Most of Happy Days is a big blur to me now. I remember the basics -- Richie, Fonzie, Arnold's, etc. -- but I'd forgotten many of the specific episodes. Certain installments of the series, however, have very much stayed with me, particularly the most wild and gimmicky stories. A great example is "The Evil Eye" from  Halloween1978. This one is nuts. Gullible restaurateur Al Delvecchio (Al Molinaro) is convinced an old hag (Mary Rose Betten) has placed a curse on him and can control his right arm. Eventually, Richie (Ron Howard) decides to stage an exorcism and enlists his friends Potsie (Anson Williams) and Ralph (Don Most) to assist hm. As you might guess, this all builds up to a showdown between the witch and Fonzie (Henry Winkler).

This episode is memorable, sure, but is it actually any good? Listen to the latest installment of These Days Are Ours: A Happy Days Podcast and find out.

Wednesday, April 7, 2021

Ed Wood Wednesdays, week 116: The Harl Foltz Files

Let's figure out who Harl Foltz was.

Is Ed Wood's Jail Bait (1954) a particularly well-lit movie? Eh, by the standards of low-budget 1950s crime movies, it's roughly adequate. Having screened many B-grade flicks over my lifetime, I can definitely say I've seen much worse than this. For the most part, the viewer can actually discern what's happening onscreen. That alone puts Jail Bait ahead of many other independent features of the era. I can't honestly say that the lighting enhances the viewing experience in any noticeable way, however, apart from a few suitably moody shots.

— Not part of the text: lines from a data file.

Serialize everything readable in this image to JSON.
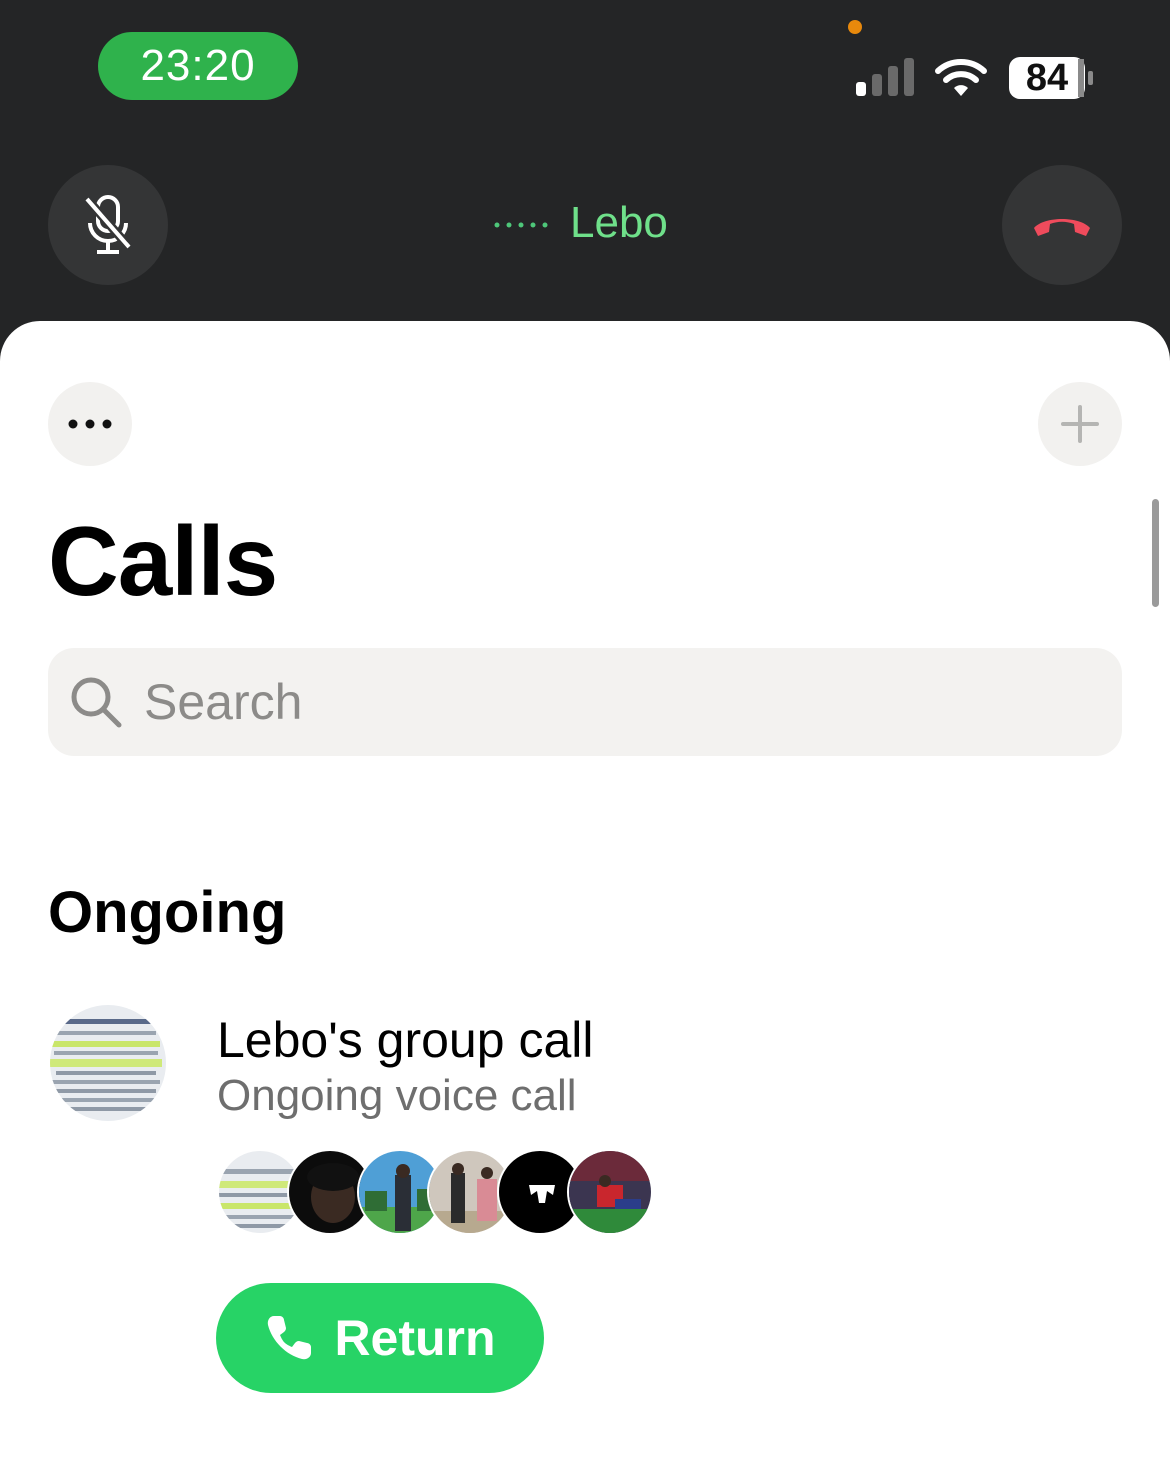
{
  "status_bar": {
    "time": "23:20",
    "battery": "84"
  },
  "call_banner": {
    "name": "Lebo"
  },
  "header": {
    "title": "Calls"
  },
  "search": {
    "placeholder": "Search"
  },
  "sections": {
    "ongoing": {
      "title": "Ongoing",
      "item": {
        "title": "Lebo's group call",
        "subtitle": "Ongoing voice call",
        "participant_count": 6,
        "return_label": "Return"
      }
    }
  },
  "colors": {
    "accent_green": "#27d366",
    "call_name_green": "#6fe08a",
    "time_pill_green": "#2fb24c",
    "end_call_red": "#ef4b5c",
    "dark_bg": "#242526"
  }
}
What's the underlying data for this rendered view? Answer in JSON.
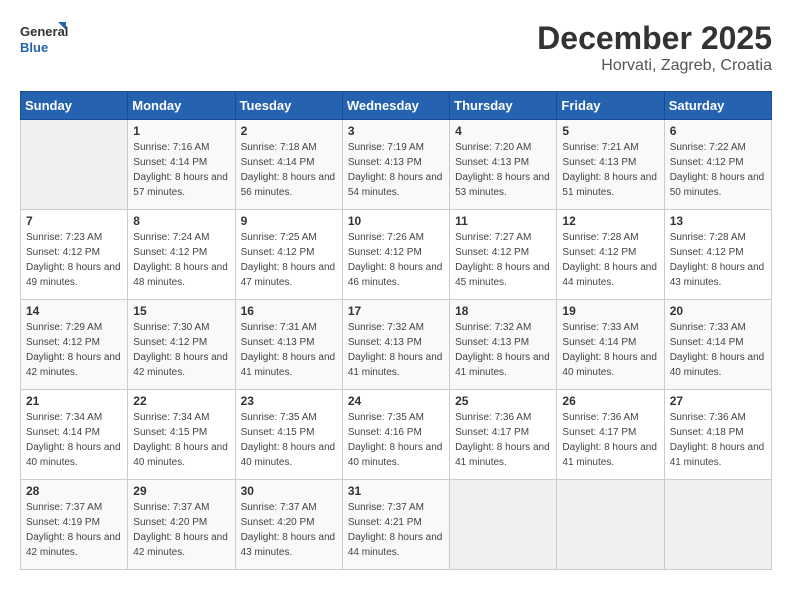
{
  "logo": {
    "line1": "General",
    "line2": "Blue"
  },
  "title": "December 2025",
  "location": "Horvati, Zagreb, Croatia",
  "headers": [
    "Sunday",
    "Monday",
    "Tuesday",
    "Wednesday",
    "Thursday",
    "Friday",
    "Saturday"
  ],
  "weeks": [
    [
      {
        "day": "",
        "sunrise": "",
        "sunset": "",
        "daylight": ""
      },
      {
        "day": "1",
        "sunrise": "Sunrise: 7:16 AM",
        "sunset": "Sunset: 4:14 PM",
        "daylight": "Daylight: 8 hours and 57 minutes."
      },
      {
        "day": "2",
        "sunrise": "Sunrise: 7:18 AM",
        "sunset": "Sunset: 4:14 PM",
        "daylight": "Daylight: 8 hours and 56 minutes."
      },
      {
        "day": "3",
        "sunrise": "Sunrise: 7:19 AM",
        "sunset": "Sunset: 4:13 PM",
        "daylight": "Daylight: 8 hours and 54 minutes."
      },
      {
        "day": "4",
        "sunrise": "Sunrise: 7:20 AM",
        "sunset": "Sunset: 4:13 PM",
        "daylight": "Daylight: 8 hours and 53 minutes."
      },
      {
        "day": "5",
        "sunrise": "Sunrise: 7:21 AM",
        "sunset": "Sunset: 4:13 PM",
        "daylight": "Daylight: 8 hours and 51 minutes."
      },
      {
        "day": "6",
        "sunrise": "Sunrise: 7:22 AM",
        "sunset": "Sunset: 4:12 PM",
        "daylight": "Daylight: 8 hours and 50 minutes."
      }
    ],
    [
      {
        "day": "7",
        "sunrise": "Sunrise: 7:23 AM",
        "sunset": "Sunset: 4:12 PM",
        "daylight": "Daylight: 8 hours and 49 minutes."
      },
      {
        "day": "8",
        "sunrise": "Sunrise: 7:24 AM",
        "sunset": "Sunset: 4:12 PM",
        "daylight": "Daylight: 8 hours and 48 minutes."
      },
      {
        "day": "9",
        "sunrise": "Sunrise: 7:25 AM",
        "sunset": "Sunset: 4:12 PM",
        "daylight": "Daylight: 8 hours and 47 minutes."
      },
      {
        "day": "10",
        "sunrise": "Sunrise: 7:26 AM",
        "sunset": "Sunset: 4:12 PM",
        "daylight": "Daylight: 8 hours and 46 minutes."
      },
      {
        "day": "11",
        "sunrise": "Sunrise: 7:27 AM",
        "sunset": "Sunset: 4:12 PM",
        "daylight": "Daylight: 8 hours and 45 minutes."
      },
      {
        "day": "12",
        "sunrise": "Sunrise: 7:28 AM",
        "sunset": "Sunset: 4:12 PM",
        "daylight": "Daylight: 8 hours and 44 minutes."
      },
      {
        "day": "13",
        "sunrise": "Sunrise: 7:28 AM",
        "sunset": "Sunset: 4:12 PM",
        "daylight": "Daylight: 8 hours and 43 minutes."
      }
    ],
    [
      {
        "day": "14",
        "sunrise": "Sunrise: 7:29 AM",
        "sunset": "Sunset: 4:12 PM",
        "daylight": "Daylight: 8 hours and 42 minutes."
      },
      {
        "day": "15",
        "sunrise": "Sunrise: 7:30 AM",
        "sunset": "Sunset: 4:12 PM",
        "daylight": "Daylight: 8 hours and 42 minutes."
      },
      {
        "day": "16",
        "sunrise": "Sunrise: 7:31 AM",
        "sunset": "Sunset: 4:13 PM",
        "daylight": "Daylight: 8 hours and 41 minutes."
      },
      {
        "day": "17",
        "sunrise": "Sunrise: 7:32 AM",
        "sunset": "Sunset: 4:13 PM",
        "daylight": "Daylight: 8 hours and 41 minutes."
      },
      {
        "day": "18",
        "sunrise": "Sunrise: 7:32 AM",
        "sunset": "Sunset: 4:13 PM",
        "daylight": "Daylight: 8 hours and 41 minutes."
      },
      {
        "day": "19",
        "sunrise": "Sunrise: 7:33 AM",
        "sunset": "Sunset: 4:14 PM",
        "daylight": "Daylight: 8 hours and 40 minutes."
      },
      {
        "day": "20",
        "sunrise": "Sunrise: 7:33 AM",
        "sunset": "Sunset: 4:14 PM",
        "daylight": "Daylight: 8 hours and 40 minutes."
      }
    ],
    [
      {
        "day": "21",
        "sunrise": "Sunrise: 7:34 AM",
        "sunset": "Sunset: 4:14 PM",
        "daylight": "Daylight: 8 hours and 40 minutes."
      },
      {
        "day": "22",
        "sunrise": "Sunrise: 7:34 AM",
        "sunset": "Sunset: 4:15 PM",
        "daylight": "Daylight: 8 hours and 40 minutes."
      },
      {
        "day": "23",
        "sunrise": "Sunrise: 7:35 AM",
        "sunset": "Sunset: 4:15 PM",
        "daylight": "Daylight: 8 hours and 40 minutes."
      },
      {
        "day": "24",
        "sunrise": "Sunrise: 7:35 AM",
        "sunset": "Sunset: 4:16 PM",
        "daylight": "Daylight: 8 hours and 40 minutes."
      },
      {
        "day": "25",
        "sunrise": "Sunrise: 7:36 AM",
        "sunset": "Sunset: 4:17 PM",
        "daylight": "Daylight: 8 hours and 41 minutes."
      },
      {
        "day": "26",
        "sunrise": "Sunrise: 7:36 AM",
        "sunset": "Sunset: 4:17 PM",
        "daylight": "Daylight: 8 hours and 41 minutes."
      },
      {
        "day": "27",
        "sunrise": "Sunrise: 7:36 AM",
        "sunset": "Sunset: 4:18 PM",
        "daylight": "Daylight: 8 hours and 41 minutes."
      }
    ],
    [
      {
        "day": "28",
        "sunrise": "Sunrise: 7:37 AM",
        "sunset": "Sunset: 4:19 PM",
        "daylight": "Daylight: 8 hours and 42 minutes."
      },
      {
        "day": "29",
        "sunrise": "Sunrise: 7:37 AM",
        "sunset": "Sunset: 4:20 PM",
        "daylight": "Daylight: 8 hours and 42 minutes."
      },
      {
        "day": "30",
        "sunrise": "Sunrise: 7:37 AM",
        "sunset": "Sunset: 4:20 PM",
        "daylight": "Daylight: 8 hours and 43 minutes."
      },
      {
        "day": "31",
        "sunrise": "Sunrise: 7:37 AM",
        "sunset": "Sunset: 4:21 PM",
        "daylight": "Daylight: 8 hours and 44 minutes."
      },
      {
        "day": "",
        "sunrise": "",
        "sunset": "",
        "daylight": ""
      },
      {
        "day": "",
        "sunrise": "",
        "sunset": "",
        "daylight": ""
      },
      {
        "day": "",
        "sunrise": "",
        "sunset": "",
        "daylight": ""
      }
    ]
  ]
}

Steve Reeves and Dolores Fuller in Jail Bait. Notice the lighting.

What I can say is that Jail Bait is the first of Ed Wood's movies to give a specific onscreen credit for lighting. In this case, the lighting is attributed to a man named Harl Foltz with no other known film or TV credits. Rudolph Grey's Nightmare of Ecstasy: The Life and Art of Edward D. Wood, Jr. (1992) doesn't mention him at all. So who was this fellow? I thought I'd use the historical records to construct a timeline of Mr. Foltz's life.

Tuesday, April 6, 2021

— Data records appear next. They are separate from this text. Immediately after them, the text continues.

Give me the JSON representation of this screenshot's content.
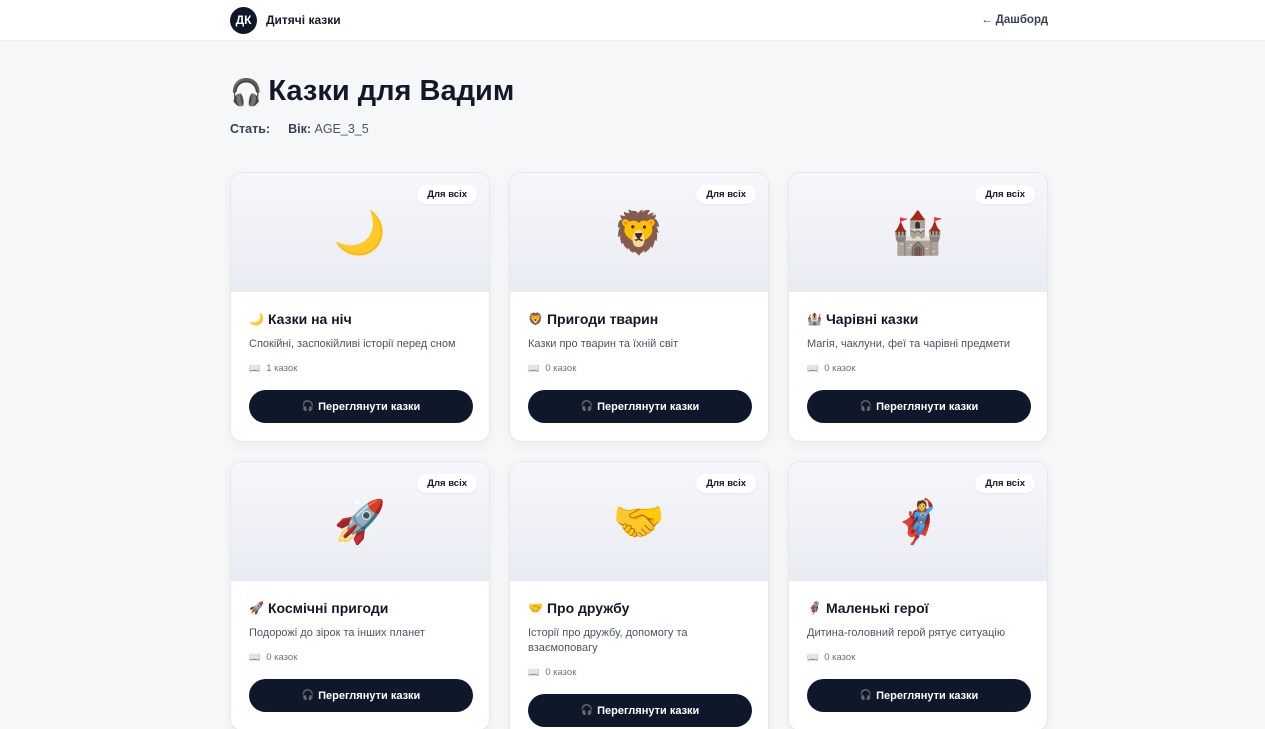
{
  "header": {
    "avatar_initials": "ДК",
    "brand_name": "Дитячі казки",
    "back_arrow": "←",
    "back_label": "Дашборд"
  },
  "page": {
    "title_icon": "🎧",
    "title": "Казки для Вадим",
    "gender_label": "Стать:",
    "gender_value": "",
    "age_label": "Вік:",
    "age_value": "AGE_3_5"
  },
  "button_icon": "🎧",
  "count_icon": "📖",
  "categories": [
    {
      "emoji": "🌙",
      "badge": "Для всіх",
      "title": "Казки на ніч",
      "description": "Спокійні, заспокійливі історії перед сном",
      "count": "1 казок",
      "button": "Переглянути казки"
    },
    {
      "emoji": "🦁",
      "badge": "Для всіх",
      "title": "Пригоди тварин",
      "description": "Казки про тварин та їхній світ",
      "count": "0 казок",
      "button": "Переглянути казки"
    },
    {
      "emoji": "🏰",
      "badge": "Для всіх",
      "title": "Чарівні казки",
      "description": "Магія, чаклуни, феї та чарівні предмети",
      "count": "0 казок",
      "button": "Переглянути казки"
    },
    {
      "emoji": "🚀",
      "badge": "Для всіх",
      "title": "Космічні пригоди",
      "description": "Подорожі до зірок та інших планет",
      "count": "0 казок",
      "button": "Переглянути казки"
    },
    {
      "emoji": "🤝",
      "badge": "Для всіх",
      "title": "Про дружбу",
      "description": "Історії про дружбу, допомогу та взаємоповагу",
      "count": "0 казок",
      "button": "Переглянути казки"
    },
    {
      "emoji": "🦸",
      "badge": "Для всіх",
      "title": "Маленькі герої",
      "description": "Дитина-головний герой рятує ситуацію",
      "count": "0 казок",
      "button": "Переглянути казки"
    }
  ]
}
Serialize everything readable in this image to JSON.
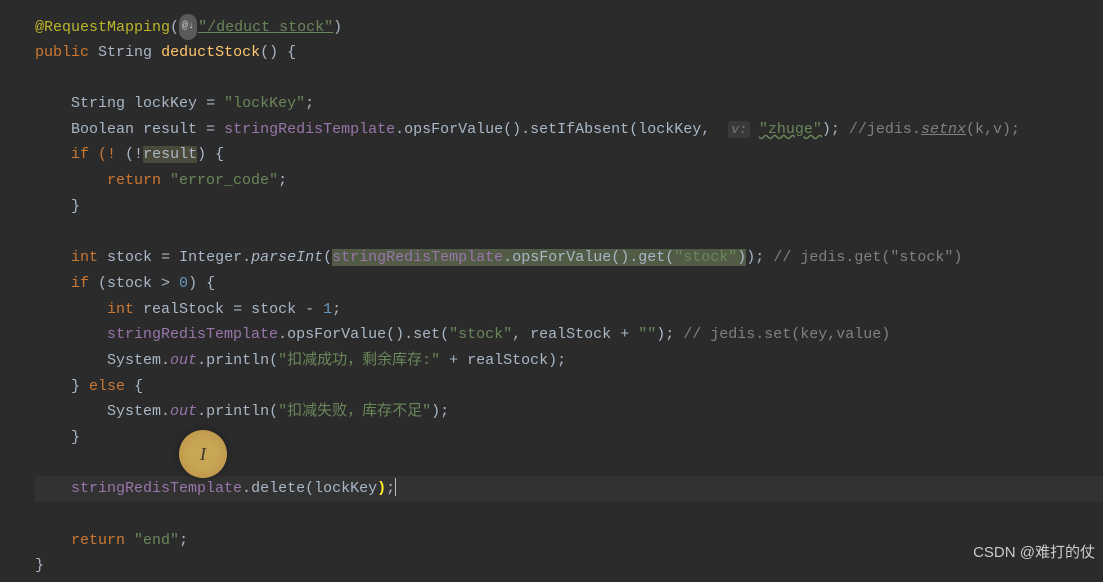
{
  "annotation": {
    "name": "@RequestMapping",
    "icon_hint": "@↓",
    "path": "\"/deduct_stock\""
  },
  "method_signature": {
    "modifier": "public",
    "return_type": "String",
    "name": "deductStock",
    "params": "()"
  },
  "body": {
    "lockKey_decl": {
      "type": "String",
      "name": "lockKey",
      "value": "\"lockKey\""
    },
    "result_decl": {
      "type": "Boolean",
      "name": "result",
      "template": "stringRedisTemplate",
      "method": "opsForValue",
      "chain": "setIfAbsent",
      "arg1": "lockKey",
      "param_hint": "v:",
      "arg2": "\"zhuge\"",
      "comment": "//jedis.",
      "comment_method": "setnx",
      "comment_tail": "(k,v);"
    },
    "if_result": {
      "cond_pre": "if (!",
      "cond_var": "result",
      "cond_post": ") {"
    },
    "return_error": {
      "kw": "return",
      "val": "\"error_code\""
    },
    "close_brace": "}",
    "stock_decl": {
      "type": "int",
      "name": "stock",
      "integer": "Integer",
      "parseInt": "parseInt",
      "template": "stringRedisTemplate",
      "ops": "opsForValue",
      "get": "get",
      "arg": "\"stock\"",
      "comment": "// jedis.get(\"stock\")"
    },
    "if_stock": {
      "kw": "if",
      "cond": " (stock > ",
      "zero": "0",
      "tail": ") {"
    },
    "realStock_decl": {
      "type": "int",
      "name": "realStock",
      "expr": " = stock - ",
      "one": "1"
    },
    "set_stock": {
      "template": "stringRedisTemplate",
      "ops": "opsForValue",
      "set": "set",
      "arg1": "\"stock\"",
      "arg2": "realStock",
      "plus": " + ",
      "empty": "\"\"",
      "comment": "// jedis.set(key,value)"
    },
    "println_success": {
      "system": "System",
      "out": "out",
      "println": "println",
      "msg": "\"扣减成功，剩余库存:\"",
      "plus": " + realStock"
    },
    "else": {
      "close": "}",
      "kw": "else",
      "open": "{"
    },
    "println_fail": {
      "system": "System",
      "out": "out",
      "println": "println",
      "msg": "\"扣减失败，库存不足\""
    },
    "delete_line": {
      "template": "stringRedisTemplate",
      "delete": "delete",
      "arg": "lockKey"
    },
    "return_end": {
      "kw": "return",
      "val": "\"end\""
    }
  },
  "cursor_glyph": "I",
  "watermark": "CSDN @难打的仗"
}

Podcast Tuesday: "Ralph Malph: Fear Eats the Soul"

Don Most and Leon Askin on Happy Days.

Imagine living your life totally without fear. Do you think it would turn out well or not? You wouldn't fear death, disease, poverty, pain, heights, wild animals, rejection, public speaking, loneliness, darkness, etc. It sounds promising at first. You'd finally be free of the heaviest shackles mankind has ever known. Think back to Louis Mackey's monologue in the film Waking Life (2001):
What are these barriers that keep people from reaching anywhere near their real potential? The answer to that can be found in another question and that's this: Which is the most universal human characteristic -- fear or laziness?
Is that what happens to most of us? We don't realize our full potential because we're either too scared or too lazy? Possibly. Maybe, without fear, we would be elevated to the next level of human evolution and make advancements in everything from art to technology to medicine. Or maybe fear is the only thing keeping us in check, and without it, we'd all just become insensitive jerks who end up harming and even killing ourselves and others for no good reason. Fear might be the only thing that's been keeping us alive all these centuries.

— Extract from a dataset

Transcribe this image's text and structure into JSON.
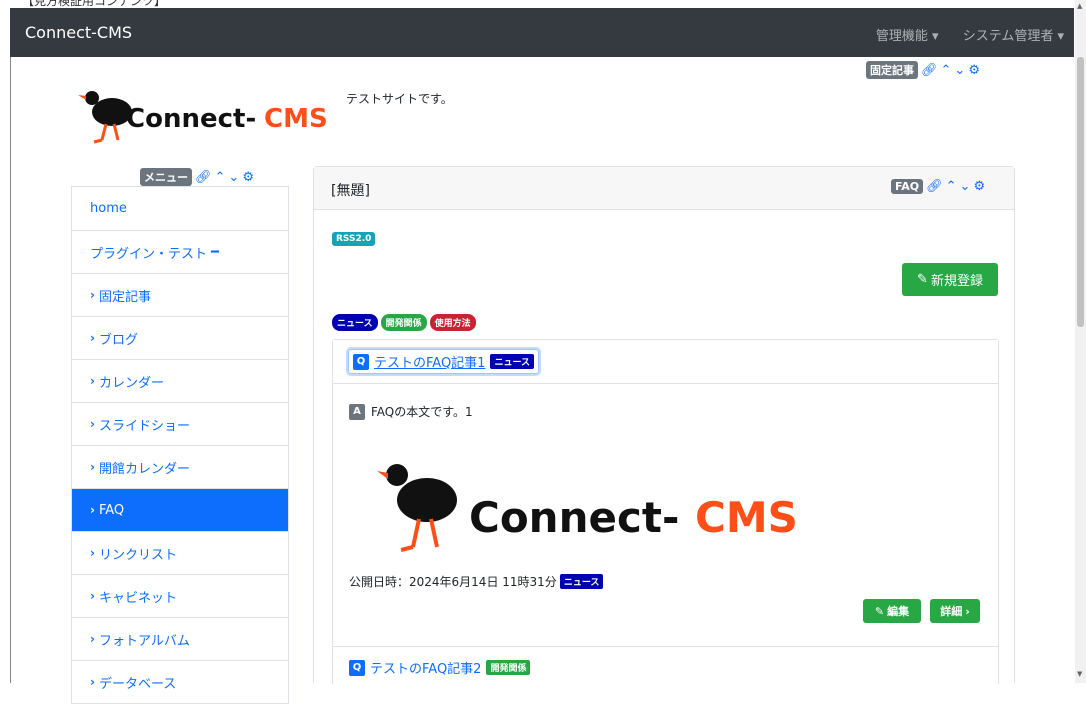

These issues are at the heart of "Fearless Malph," a very memorable episode from Happy Days' sixth season in 1978. The bizarre plot has cowardly Ralph Malph (Don Most) being hypnotized by a mad scientist (Hogans Heroes baddie Leon Askin) and becoming completely fearless as a result. Since Ralph is defined by his cowardice, what happens when that trait is taken away? Does he evolve into something better or does it just turn him into a jerk?

Find out by listening to the latest episode of These Days Are Ours: A Happy Days Podcast.